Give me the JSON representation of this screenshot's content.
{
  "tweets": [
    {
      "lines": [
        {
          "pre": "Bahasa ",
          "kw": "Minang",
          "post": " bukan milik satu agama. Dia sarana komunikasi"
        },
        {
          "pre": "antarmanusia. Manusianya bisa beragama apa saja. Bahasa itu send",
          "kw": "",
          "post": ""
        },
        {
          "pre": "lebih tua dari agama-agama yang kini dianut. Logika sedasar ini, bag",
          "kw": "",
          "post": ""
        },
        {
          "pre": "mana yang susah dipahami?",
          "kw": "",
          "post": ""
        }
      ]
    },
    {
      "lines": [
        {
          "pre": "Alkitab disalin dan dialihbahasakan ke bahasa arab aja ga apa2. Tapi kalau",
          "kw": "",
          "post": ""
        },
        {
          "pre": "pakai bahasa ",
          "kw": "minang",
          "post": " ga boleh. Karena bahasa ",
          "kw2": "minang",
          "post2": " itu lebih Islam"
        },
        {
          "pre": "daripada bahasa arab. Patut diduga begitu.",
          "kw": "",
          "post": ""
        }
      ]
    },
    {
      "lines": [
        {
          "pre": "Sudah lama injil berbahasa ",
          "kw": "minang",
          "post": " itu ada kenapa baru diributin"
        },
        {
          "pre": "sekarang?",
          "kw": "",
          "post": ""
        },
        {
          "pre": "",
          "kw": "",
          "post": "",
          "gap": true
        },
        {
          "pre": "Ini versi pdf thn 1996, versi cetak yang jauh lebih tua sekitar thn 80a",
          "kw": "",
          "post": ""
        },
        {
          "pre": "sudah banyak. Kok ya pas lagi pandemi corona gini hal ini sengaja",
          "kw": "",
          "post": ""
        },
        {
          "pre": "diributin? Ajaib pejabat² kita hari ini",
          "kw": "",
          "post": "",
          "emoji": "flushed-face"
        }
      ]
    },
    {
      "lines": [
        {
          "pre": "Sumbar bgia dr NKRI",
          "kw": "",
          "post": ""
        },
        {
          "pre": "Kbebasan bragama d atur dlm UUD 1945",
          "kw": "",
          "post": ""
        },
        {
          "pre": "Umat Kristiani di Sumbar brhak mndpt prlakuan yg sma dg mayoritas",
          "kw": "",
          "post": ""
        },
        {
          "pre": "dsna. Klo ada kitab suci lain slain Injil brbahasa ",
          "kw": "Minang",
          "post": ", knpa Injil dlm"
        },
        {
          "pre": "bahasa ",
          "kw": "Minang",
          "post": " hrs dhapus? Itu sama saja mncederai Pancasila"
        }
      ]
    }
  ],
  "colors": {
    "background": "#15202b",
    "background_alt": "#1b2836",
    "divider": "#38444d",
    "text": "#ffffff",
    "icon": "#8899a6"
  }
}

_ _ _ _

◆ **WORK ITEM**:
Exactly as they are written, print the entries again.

◆ **EXERCISE ANSWER**:
Give me the JSON representation of this screenshot's content.
{
  "tweets": [
    {
      "lines": [
        {
          "pre": "Bahasa ",
          "kw": "Minang",
          "post": " bukan milik satu agama. Dia sarana komunikasi"
        },
        {
          "pre": "antarmanusia. Manusianya bisa beragama apa saja. Bahasa itu send",
          "kw": "",
          "post": ""
        },
        {
          "pre": "lebih tua dari agama-agama yang kini dianut. Logika sedasar ini, bag",
          "kw": "",
          "post": ""
        },
        {
          "pre": "mana yang susah dipahami?",
          "kw": "",
          "post": ""
        }
      ]
    },
    {
      "lines": [
        {
          "pre": "Alkitab disalin dan dialihbahasakan ke bahasa arab aja ga apa2. Tapi kalau",
          "kw": "",
          "post": ""
        },
        {
          "pre": "pakai bahasa ",
          "kw": "minang",
          "post": " ga boleh. Karena bahasa ",
          "kw2": "minang",
          "post2": " itu lebih Islam"
        },
        {
          "pre": "daripada bahasa arab. Patut diduga begitu.",
          "kw": "",
          "post": ""
        }
      ]
    },
    {
      "lines": [
        {
          "pre": "Sudah lama injil berbahasa ",
          "kw": "minang",
          "post": " itu ada kenapa baru diributin"
        },
        {
          "pre": "sekarang?",
          "kw": "",
          "post": ""
        },
        {
          "pre": "",
          "kw": "",
          "post": "",
          "gap": true
        },
        {
          "pre": "Ini versi pdf thn 1996, versi cetak yang jauh lebih tua sekitar thn 80a",
          "kw": "",
          "post": ""
        },
        {
          "pre": "sudah banyak. Kok ya pas lagi pandemi corona gini hal ini sengaja",
          "kw": "",
          "post": ""
        },
        {
          "pre": "diributin? Ajaib pejabat² kita hari ini",
          "kw": "",
          "post": "",
          "emoji": "flushed-face"
        }
      ]
    },
    {
      "lines": [
        {
          "pre": "Sumbar bgia dr NKRI",
          "kw": "",
          "post": ""
        },
        {
          "pre": "Kbebasan bragama d atur dlm UUD 1945",
          "kw": "",
          "post": ""
        },
        {
          "pre": "Umat Kristiani di Sumbar brhak mndpt prlakuan yg sma dg mayoritas",
          "kw": "",
          "post": ""
        },
        {
          "pre": "dsna. Klo ada kitab suci lain slain Injil brbahasa ",
          "kw": "Minang",
          "post": ", knpa Injil dlm"
        },
        {
          "pre": "bahasa ",
          "kw": "Minang",
          "post": " hrs dhapus? Itu sama saja mncederai Pancasila"
        }
      ]
    }
  ],
  "colors": {
    "background": "#15202b",
    "background_alt": "#1b2836",
    "divider": "#38444d",
    "text": "#ffffff",
    "icon": "#8899a6"
  }
}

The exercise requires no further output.